··· DATA EXTRACT

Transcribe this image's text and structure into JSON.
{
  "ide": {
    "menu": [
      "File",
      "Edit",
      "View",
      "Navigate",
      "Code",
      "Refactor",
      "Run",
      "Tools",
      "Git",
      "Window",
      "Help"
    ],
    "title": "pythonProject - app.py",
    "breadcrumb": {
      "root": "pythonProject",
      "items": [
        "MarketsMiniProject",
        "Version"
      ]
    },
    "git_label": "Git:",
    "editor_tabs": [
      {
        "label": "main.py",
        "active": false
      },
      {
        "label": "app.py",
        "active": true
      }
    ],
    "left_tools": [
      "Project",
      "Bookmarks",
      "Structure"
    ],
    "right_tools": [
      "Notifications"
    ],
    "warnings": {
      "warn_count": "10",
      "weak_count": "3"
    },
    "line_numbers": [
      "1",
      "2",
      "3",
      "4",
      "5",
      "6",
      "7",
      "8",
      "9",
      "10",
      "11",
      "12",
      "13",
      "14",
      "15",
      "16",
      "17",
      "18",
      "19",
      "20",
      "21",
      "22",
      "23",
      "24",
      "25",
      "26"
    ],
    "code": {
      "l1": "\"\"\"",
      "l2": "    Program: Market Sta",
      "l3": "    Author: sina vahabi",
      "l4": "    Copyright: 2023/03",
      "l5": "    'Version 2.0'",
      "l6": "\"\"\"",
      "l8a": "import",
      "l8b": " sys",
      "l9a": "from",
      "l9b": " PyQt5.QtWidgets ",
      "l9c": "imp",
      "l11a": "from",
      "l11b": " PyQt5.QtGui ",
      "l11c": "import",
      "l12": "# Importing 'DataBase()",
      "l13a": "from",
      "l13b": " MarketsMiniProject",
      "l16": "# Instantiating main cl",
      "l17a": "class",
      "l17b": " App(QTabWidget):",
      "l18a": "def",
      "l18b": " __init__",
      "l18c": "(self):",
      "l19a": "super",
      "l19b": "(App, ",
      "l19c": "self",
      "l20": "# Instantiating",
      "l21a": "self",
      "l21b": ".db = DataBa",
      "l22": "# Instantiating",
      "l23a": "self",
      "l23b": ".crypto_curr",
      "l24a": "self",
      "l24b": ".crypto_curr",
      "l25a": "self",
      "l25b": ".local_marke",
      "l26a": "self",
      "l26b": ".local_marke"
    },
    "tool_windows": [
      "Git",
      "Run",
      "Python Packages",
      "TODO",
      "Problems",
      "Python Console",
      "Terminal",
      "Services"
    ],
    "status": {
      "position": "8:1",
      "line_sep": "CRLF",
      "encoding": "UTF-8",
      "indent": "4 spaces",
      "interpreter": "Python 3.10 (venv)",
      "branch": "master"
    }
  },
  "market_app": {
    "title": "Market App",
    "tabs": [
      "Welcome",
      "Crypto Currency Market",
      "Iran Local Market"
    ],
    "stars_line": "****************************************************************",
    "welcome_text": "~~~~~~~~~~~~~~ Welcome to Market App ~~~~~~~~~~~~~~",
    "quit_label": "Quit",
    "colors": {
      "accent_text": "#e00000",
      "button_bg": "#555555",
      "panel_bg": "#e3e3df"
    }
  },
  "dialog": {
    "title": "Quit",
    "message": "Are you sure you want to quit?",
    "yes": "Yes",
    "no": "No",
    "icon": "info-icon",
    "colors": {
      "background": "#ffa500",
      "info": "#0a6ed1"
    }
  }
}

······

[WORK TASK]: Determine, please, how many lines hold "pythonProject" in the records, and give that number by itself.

[RESPONSE AREA]: 2